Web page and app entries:

- - - -

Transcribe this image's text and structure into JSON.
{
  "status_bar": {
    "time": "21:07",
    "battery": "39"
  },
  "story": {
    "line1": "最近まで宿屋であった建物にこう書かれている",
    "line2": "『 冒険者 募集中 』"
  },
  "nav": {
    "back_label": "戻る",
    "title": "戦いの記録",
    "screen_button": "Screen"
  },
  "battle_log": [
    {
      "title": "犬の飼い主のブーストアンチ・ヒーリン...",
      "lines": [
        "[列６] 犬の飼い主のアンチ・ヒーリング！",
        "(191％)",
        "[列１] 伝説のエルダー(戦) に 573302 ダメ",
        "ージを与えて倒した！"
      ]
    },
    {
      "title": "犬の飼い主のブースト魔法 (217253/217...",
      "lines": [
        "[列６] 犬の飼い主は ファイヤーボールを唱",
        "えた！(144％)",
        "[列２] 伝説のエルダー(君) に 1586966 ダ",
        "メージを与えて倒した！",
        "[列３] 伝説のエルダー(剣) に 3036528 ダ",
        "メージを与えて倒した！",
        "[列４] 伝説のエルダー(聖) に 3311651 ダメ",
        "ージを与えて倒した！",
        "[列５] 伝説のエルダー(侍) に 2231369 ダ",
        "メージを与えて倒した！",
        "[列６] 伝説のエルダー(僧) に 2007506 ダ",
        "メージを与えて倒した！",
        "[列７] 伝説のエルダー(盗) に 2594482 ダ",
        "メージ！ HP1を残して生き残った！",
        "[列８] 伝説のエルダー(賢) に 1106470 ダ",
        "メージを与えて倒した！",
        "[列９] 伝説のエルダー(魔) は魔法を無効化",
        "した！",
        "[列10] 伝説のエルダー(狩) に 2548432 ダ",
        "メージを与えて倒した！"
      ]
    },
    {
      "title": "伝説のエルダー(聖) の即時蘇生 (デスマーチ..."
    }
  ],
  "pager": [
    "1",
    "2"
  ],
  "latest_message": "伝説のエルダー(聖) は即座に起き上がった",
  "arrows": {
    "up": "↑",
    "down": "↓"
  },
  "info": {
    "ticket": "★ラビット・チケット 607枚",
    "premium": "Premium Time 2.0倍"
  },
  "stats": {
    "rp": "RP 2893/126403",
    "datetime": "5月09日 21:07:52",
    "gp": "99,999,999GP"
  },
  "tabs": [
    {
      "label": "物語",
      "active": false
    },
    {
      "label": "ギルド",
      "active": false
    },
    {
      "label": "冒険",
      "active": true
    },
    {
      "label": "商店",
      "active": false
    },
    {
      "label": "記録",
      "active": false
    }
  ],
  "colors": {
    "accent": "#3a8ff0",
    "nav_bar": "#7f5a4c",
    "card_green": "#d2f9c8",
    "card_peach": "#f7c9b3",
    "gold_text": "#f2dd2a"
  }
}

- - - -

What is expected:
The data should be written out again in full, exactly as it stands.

Your solution:
Transcribe this image's text and structure into JSON.
{
  "status_bar": {
    "time": "21:07",
    "battery": "39"
  },
  "story": {
    "line1": "最近まで宿屋であった建物にこう書かれている",
    "line2": "『 冒険者 募集中 』"
  },
  "nav": {
    "back_label": "戻る",
    "title": "戦いの記録",
    "screen_button": "Screen"
  },
  "battle_log": [
    {
      "title": "犬の飼い主のブーストアンチ・ヒーリン...",
      "lines": [
        "[列６] 犬の飼い主のアンチ・ヒーリング！",
        "(191％)",
        "[列１] 伝説のエルダー(戦) に 573302 ダメ",
        "ージを与えて倒した！"
      ]
    },
    {
      "title": "犬の飼い主のブースト魔法 (217253/217...",
      "lines": [
        "[列６] 犬の飼い主は ファイヤーボールを唱",
        "えた！(144％)",
        "[列２] 伝説のエルダー(君) に 1586966 ダ",
        "メージを与えて倒した！",
        "[列３] 伝説のエルダー(剣) に 3036528 ダ",
        "メージを与えて倒した！",
        "[列４] 伝説のエルダー(聖) に 3311651 ダメ",
        "ージを与えて倒した！",
        "[列５] 伝説のエルダー(侍) に 2231369 ダ",
        "メージを与えて倒した！",
        "[列６] 伝説のエルダー(僧) に 2007506 ダ",
        "メージを与えて倒した！",
        "[列７] 伝説のエルダー(盗) に 2594482 ダ",
        "メージ！ HP1を残して生き残った！",
        "[列８] 伝説のエルダー(賢) に 1106470 ダ",
        "メージを与えて倒した！",
        "[列９] 伝説のエルダー(魔) は魔法を無効化",
        "した！",
        "[列10] 伝説のエルダー(狩) に 2548432 ダ",
        "メージを与えて倒した！"
      ]
    },
    {
      "title": "伝説のエルダー(聖) の即時蘇生 (デスマーチ..."
    }
  ],
  "pager": [
    "1",
    "2"
  ],
  "latest_message": "伝説のエルダー(聖) は即座に起き上がった",
  "arrows": {
    "up": "↑",
    "down": "↓"
  },
  "info": {
    "ticket": "★ラビット・チケット 607枚",
    "premium": "Premium Time 2.0倍"
  },
  "stats": {
    "rp": "RP 2893/126403",
    "datetime": "5月09日 21:07:52",
    "gp": "99,999,999GP"
  },
  "tabs": [
    {
      "label": "物語",
      "active": false
    },
    {
      "label": "ギルド",
      "active": false
    },
    {
      "label": "冒険",
      "active": true
    },
    {
      "label": "商店",
      "active": false
    },
    {
      "label": "記録",
      "active": false
    }
  ],
  "colors": {
    "accent": "#3a8ff0",
    "nav_bar": "#7f5a4c",
    "card_green": "#d2f9c8",
    "card_peach": "#f7c9b3",
    "gold_text": "#f2dd2a"
  }
}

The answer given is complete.